Firstly: Norway. While retaining autonomy over its key markets, fisheries and agriculture, Norway still contributes to the EU budget, accepts all four freedoms of the Single Market and is subject to great swathes of EU regulation including financial, social, employment and environmental directives. If this was to be the model on which the UK bases its negotiations, calls for the redirection of EU fees, greater control of its borders and a return to the overruling power of British decision making may go unanswered.
The Swiss-model promises little more. While more selective, Switzerland is in the same boat as Norway. A distinction worth making however is the free movement of services – or lack thereof. Constituting close to 80% of our economy, the service sector is an interest the UK will be looking to protect. For Britain, gaining access to the European Economic Area (EEA) under a similar arrangement would mean that whilst accepting the outcome of the referendum, we would be contradicting the motivations that drove that decision. It would likely include on-going payments to the EU budget and the acceptance of Free Market principles; crucially, the free movement of people. Not to mention the application of rules and legislation pertaining to the Single Market with no effective say in their implementation.
What’s more, pursuing such a system of bilateral agreements will only extend uncertainty, to the detriment of UK business and outsider investment. All in all, the British Government may find its options restricted by the prevailing attitude of British voters and the brick wall it may face given the EU’s tiring attitude towards its agreement with Switzerland – affirmed by the Swiss referendum on immigration in 2014. It suggests that achieving such a piecemeal arrangement will be difficult, hanging onto British access to the Single Market might mean a concession to some of the principle motivations voters had to vote leave.
Of course, EU-centred arrangements are not the only option. Adopting a system similar to that of the World Trade Organisation (WTO) could help unite new trade agreements with public attitudes on border control and self-regulation, signalling a true break in our trading relationship with the EU as we understand it now. We would not be part of the EEA but trade with nations, both EU and non-EU, along the lines of the WTOs most favoured nation principle. Under this system, the UK would not pay fees to the EU or be subject to its regulations; leaving Britain free to cast its net where its pleases. However, standard external tariffs on UK exports may rankle with businesses with strong trade ties to the EU. In addition to this, even outside of the EEA, meeting EU trading standards would likely be a requirement to trade for the UK within the Single Market.

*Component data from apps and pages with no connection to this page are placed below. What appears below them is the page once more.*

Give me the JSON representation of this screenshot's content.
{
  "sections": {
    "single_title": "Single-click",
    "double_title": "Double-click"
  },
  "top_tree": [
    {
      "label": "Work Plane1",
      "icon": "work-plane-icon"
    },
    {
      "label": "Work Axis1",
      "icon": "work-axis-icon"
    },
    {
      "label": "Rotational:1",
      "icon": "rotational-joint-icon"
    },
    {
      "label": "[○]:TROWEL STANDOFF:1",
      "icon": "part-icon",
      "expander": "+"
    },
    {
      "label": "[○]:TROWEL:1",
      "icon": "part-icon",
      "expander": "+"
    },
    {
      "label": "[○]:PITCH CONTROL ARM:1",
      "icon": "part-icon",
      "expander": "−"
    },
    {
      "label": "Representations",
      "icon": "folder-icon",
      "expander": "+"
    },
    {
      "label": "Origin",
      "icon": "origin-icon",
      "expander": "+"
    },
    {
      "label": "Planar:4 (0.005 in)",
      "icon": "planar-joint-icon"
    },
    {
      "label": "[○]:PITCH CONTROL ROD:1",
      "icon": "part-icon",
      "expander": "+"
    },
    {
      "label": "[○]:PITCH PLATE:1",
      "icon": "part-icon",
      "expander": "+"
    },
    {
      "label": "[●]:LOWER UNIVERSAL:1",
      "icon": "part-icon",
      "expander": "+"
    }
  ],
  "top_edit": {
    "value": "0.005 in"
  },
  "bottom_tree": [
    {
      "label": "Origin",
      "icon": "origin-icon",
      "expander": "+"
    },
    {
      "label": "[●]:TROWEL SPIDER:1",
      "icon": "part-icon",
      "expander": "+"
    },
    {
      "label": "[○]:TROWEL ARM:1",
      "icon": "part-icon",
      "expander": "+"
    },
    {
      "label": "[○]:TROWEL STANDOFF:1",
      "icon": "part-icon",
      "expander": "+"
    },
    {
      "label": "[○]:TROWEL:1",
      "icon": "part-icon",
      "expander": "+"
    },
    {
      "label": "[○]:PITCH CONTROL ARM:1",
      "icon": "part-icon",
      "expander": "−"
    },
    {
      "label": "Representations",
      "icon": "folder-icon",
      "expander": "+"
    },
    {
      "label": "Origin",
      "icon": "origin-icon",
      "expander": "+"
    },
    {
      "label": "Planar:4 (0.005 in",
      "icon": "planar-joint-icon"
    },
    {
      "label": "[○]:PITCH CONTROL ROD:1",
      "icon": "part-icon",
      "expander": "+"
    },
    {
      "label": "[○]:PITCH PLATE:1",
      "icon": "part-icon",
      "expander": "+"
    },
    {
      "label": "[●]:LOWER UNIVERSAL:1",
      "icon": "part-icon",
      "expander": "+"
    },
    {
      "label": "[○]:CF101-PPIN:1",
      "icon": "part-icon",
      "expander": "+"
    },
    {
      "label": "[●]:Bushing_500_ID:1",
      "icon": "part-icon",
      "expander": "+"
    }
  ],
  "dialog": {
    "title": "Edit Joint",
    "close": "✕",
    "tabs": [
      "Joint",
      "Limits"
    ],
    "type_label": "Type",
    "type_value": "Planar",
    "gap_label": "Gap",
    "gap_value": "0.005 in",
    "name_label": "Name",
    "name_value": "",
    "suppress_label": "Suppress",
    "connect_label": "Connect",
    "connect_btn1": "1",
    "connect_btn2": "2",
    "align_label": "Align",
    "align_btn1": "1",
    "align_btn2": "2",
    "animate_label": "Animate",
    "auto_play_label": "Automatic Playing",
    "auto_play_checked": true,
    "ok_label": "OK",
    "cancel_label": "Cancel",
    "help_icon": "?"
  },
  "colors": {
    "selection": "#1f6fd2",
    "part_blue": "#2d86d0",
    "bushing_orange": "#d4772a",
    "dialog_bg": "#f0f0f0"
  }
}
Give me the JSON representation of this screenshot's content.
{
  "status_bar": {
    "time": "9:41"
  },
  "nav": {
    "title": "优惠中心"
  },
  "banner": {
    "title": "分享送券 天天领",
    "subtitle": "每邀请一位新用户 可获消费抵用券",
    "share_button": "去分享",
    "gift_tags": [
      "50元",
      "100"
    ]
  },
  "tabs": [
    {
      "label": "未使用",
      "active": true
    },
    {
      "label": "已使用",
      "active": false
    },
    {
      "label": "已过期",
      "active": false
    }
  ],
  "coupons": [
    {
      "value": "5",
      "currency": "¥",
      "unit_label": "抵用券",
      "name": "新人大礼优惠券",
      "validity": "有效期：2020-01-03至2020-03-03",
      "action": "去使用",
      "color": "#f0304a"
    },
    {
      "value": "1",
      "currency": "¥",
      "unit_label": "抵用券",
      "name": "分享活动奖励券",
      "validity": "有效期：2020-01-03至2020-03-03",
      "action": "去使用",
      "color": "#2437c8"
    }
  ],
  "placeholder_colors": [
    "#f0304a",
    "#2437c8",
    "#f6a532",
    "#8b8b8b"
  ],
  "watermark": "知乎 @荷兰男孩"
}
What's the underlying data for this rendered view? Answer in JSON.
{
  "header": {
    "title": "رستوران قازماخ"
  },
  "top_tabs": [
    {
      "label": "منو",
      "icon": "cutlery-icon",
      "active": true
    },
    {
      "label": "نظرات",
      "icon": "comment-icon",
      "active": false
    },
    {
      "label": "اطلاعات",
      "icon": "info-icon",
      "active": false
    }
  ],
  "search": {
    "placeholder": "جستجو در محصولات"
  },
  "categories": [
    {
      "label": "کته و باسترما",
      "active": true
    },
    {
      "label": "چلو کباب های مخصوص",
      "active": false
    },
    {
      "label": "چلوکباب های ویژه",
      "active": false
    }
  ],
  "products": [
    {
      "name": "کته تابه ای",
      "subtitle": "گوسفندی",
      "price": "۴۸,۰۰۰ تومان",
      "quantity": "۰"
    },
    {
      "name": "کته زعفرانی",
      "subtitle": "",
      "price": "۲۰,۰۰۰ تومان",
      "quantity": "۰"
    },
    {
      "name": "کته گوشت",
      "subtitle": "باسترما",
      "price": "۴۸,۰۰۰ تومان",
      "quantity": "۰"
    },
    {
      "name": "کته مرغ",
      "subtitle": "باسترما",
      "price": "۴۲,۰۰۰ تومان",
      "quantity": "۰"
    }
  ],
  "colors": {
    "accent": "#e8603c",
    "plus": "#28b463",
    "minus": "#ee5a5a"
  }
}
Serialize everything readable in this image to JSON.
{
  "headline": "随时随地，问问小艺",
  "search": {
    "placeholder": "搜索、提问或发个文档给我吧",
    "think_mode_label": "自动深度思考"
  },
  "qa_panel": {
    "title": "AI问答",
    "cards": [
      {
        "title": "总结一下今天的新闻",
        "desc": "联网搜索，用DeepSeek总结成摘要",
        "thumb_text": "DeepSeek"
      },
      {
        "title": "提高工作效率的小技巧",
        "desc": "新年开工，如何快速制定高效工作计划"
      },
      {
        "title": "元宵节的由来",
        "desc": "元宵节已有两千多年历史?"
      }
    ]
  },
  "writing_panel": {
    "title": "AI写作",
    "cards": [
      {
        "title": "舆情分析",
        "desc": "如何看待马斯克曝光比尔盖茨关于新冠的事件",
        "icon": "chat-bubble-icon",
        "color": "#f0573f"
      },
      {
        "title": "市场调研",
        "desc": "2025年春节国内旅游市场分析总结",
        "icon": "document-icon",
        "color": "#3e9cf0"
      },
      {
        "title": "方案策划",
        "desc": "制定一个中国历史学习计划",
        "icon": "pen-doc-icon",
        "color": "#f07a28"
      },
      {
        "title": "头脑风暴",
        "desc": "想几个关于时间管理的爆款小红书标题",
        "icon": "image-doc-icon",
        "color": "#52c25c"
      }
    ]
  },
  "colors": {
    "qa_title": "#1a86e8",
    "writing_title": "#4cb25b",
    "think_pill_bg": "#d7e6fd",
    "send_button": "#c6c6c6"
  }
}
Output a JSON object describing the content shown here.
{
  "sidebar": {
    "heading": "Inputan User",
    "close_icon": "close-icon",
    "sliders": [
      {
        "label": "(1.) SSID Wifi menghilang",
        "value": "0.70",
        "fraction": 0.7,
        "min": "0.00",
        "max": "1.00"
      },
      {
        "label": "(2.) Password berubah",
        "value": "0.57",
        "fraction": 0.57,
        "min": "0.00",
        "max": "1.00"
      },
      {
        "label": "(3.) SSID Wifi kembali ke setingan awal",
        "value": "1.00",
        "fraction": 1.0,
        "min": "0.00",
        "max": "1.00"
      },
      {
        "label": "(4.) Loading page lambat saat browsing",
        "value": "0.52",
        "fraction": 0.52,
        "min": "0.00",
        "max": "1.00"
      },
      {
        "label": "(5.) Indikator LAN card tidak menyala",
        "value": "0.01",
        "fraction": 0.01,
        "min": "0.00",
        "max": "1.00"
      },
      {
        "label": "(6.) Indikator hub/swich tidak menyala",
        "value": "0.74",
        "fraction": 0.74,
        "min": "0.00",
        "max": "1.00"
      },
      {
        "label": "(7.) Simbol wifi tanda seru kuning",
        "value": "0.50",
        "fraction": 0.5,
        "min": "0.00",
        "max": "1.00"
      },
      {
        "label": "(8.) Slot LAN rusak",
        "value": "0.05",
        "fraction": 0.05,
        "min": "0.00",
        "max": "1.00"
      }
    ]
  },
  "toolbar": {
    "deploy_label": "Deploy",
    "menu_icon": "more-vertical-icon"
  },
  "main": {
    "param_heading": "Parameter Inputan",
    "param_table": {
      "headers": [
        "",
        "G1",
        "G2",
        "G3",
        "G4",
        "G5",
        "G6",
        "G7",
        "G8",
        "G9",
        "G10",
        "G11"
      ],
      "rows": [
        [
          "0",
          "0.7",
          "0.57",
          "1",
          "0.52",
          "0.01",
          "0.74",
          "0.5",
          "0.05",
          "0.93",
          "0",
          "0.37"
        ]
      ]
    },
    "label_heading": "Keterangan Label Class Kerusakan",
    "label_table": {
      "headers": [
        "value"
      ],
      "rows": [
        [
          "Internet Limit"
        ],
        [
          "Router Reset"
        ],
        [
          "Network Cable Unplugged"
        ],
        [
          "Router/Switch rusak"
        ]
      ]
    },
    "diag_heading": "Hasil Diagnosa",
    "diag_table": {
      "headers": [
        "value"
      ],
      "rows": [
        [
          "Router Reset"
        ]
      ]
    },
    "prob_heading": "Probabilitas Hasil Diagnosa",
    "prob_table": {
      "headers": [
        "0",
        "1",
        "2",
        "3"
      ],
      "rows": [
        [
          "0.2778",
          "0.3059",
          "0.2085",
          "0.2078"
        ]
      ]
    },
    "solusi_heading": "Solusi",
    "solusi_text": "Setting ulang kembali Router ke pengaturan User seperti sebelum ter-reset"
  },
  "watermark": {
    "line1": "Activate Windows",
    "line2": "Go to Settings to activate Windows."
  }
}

How popular, and indeed suitable, any of these options might be is yet to be seen, and the conditions under which Britain enters negotiations differs vastly to that of Switzerland and Norway, not to mention the significant influence that principle factors behind Britain’s decision to back leaving the EU will have on our Government’s ability to negotiate a deal. Ultimately, it is unlikely the EU would accept UK entry to the EEA if it were not to embrace Free Market principles, significantly the free movement of people. Equally, it is not likely the British government would accept an agreement pertaining to any significant EU control over its domestic law without representation nor say in its application. Still, we now have the option to explore new trading opportunities. We may even be successful in our negotiation of a new UK-style agreement with the EU. But amongst all of the uncertainty, what is sure is that it will be neither quick, nor easy.